- [Activity]
Every line containing the word "JYeontu" is to be copied from the data below.

[Dataset rows for apps and sites]
------------
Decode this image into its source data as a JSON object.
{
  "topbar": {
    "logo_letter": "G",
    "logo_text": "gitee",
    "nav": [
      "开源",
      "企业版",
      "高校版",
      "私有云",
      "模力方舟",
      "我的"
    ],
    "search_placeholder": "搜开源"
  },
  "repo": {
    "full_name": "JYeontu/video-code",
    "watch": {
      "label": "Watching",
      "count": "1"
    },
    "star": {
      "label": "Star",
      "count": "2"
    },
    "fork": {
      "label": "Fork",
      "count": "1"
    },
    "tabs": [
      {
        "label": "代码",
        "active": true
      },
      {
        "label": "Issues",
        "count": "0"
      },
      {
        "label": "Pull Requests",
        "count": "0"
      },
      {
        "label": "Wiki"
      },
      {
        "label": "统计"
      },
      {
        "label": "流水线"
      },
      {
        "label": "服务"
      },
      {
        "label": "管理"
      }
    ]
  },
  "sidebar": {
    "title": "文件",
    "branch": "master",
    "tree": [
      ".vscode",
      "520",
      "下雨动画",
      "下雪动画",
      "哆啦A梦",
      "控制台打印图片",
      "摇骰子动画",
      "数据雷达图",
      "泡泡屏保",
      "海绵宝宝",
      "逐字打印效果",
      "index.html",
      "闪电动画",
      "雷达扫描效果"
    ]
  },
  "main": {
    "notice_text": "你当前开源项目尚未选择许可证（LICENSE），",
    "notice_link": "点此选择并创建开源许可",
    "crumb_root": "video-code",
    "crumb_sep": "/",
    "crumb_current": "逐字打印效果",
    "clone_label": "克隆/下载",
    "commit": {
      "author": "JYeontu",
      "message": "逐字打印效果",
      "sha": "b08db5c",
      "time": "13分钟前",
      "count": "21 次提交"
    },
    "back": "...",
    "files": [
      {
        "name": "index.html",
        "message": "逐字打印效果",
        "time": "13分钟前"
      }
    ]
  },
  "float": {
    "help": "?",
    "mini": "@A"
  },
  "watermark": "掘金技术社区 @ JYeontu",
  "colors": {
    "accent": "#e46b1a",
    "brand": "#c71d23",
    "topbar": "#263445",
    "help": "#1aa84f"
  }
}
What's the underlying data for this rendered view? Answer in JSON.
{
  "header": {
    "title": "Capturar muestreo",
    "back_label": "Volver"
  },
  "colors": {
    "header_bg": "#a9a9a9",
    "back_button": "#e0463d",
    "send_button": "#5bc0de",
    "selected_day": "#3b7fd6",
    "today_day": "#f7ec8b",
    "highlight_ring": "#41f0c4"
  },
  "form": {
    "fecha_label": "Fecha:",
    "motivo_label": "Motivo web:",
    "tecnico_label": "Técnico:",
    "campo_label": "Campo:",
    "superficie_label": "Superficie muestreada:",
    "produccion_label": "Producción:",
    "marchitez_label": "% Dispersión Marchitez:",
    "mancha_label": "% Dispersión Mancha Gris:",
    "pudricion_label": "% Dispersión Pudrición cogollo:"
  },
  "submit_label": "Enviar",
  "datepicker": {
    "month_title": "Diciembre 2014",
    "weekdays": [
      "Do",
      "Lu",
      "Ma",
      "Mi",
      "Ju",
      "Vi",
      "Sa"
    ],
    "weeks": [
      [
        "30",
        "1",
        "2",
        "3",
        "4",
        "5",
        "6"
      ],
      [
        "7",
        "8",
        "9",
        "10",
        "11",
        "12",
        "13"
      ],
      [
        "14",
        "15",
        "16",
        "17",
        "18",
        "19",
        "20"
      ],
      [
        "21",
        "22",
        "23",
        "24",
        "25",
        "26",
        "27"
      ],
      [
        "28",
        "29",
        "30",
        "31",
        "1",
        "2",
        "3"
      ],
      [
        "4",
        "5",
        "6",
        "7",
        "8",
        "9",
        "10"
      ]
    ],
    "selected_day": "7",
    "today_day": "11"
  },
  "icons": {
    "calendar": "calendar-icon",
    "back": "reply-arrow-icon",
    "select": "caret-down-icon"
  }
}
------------
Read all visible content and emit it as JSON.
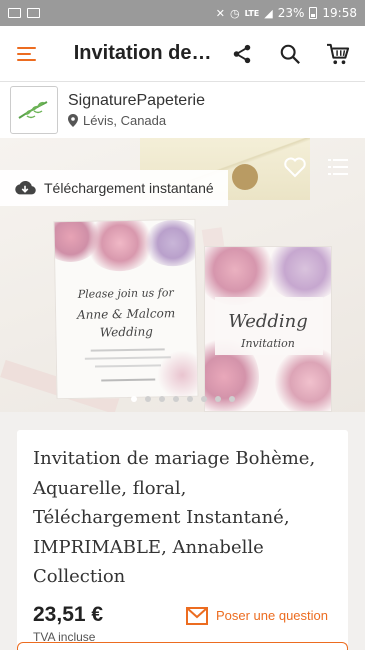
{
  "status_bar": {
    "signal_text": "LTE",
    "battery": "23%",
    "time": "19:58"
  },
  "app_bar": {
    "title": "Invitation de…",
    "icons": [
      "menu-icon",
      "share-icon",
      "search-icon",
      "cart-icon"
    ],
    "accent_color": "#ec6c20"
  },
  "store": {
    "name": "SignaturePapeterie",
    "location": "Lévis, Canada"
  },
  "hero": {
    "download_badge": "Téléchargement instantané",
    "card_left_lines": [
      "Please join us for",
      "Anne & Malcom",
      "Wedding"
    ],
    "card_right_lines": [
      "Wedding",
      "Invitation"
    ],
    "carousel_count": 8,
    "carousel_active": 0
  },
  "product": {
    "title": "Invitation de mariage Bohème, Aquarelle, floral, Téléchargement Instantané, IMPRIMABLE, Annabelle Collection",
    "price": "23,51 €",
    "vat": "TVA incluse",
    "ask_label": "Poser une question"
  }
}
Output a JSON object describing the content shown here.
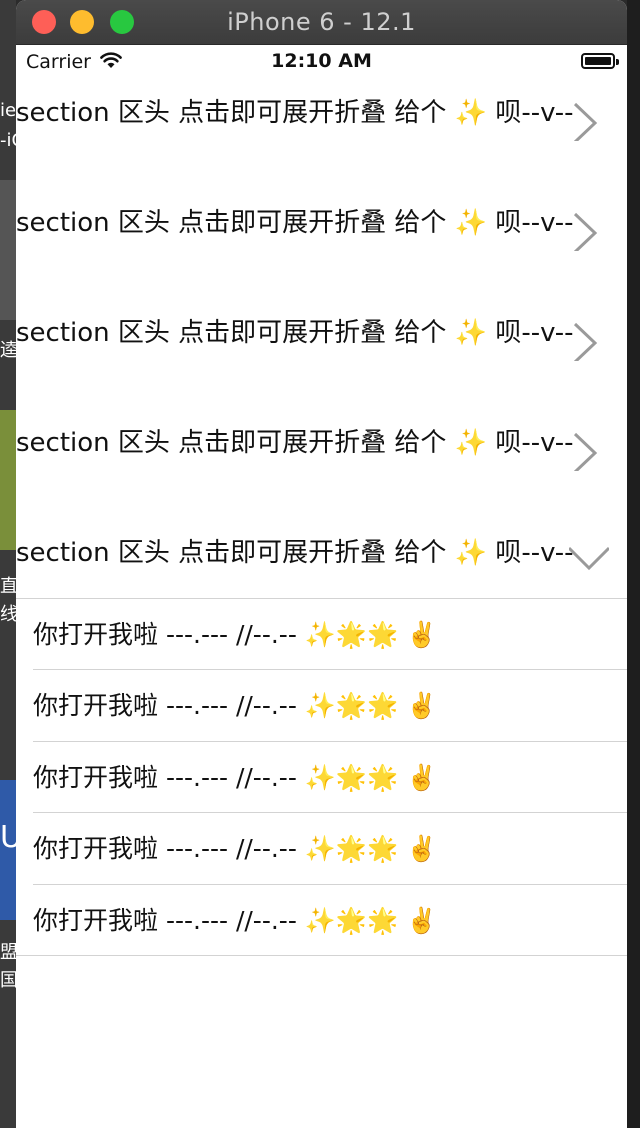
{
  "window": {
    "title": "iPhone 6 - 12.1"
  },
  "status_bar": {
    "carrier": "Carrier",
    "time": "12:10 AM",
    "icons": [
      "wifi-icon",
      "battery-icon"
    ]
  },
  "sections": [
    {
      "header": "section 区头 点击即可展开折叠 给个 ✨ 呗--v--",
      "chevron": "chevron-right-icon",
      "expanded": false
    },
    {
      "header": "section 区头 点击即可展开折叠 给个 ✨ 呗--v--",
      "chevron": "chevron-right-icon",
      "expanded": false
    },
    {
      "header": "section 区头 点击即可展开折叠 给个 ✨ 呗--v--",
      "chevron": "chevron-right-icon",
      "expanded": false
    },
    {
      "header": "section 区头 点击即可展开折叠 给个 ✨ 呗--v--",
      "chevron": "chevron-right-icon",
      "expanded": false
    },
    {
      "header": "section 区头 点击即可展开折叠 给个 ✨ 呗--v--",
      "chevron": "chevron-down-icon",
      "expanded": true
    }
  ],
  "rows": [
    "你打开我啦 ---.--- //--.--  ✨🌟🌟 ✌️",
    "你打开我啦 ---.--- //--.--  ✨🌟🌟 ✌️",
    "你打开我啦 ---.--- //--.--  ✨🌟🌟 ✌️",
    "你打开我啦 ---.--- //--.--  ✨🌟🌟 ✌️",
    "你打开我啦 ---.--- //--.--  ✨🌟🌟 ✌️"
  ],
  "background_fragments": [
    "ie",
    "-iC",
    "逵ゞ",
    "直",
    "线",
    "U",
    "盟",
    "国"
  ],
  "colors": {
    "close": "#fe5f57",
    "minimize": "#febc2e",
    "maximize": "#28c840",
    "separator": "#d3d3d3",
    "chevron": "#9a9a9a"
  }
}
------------
- [Answer section]
    "full_name": "JYeontu/video-code",
      "author": "JYeontu",
  "watermark": "掘金技术社区 @ JYeontu",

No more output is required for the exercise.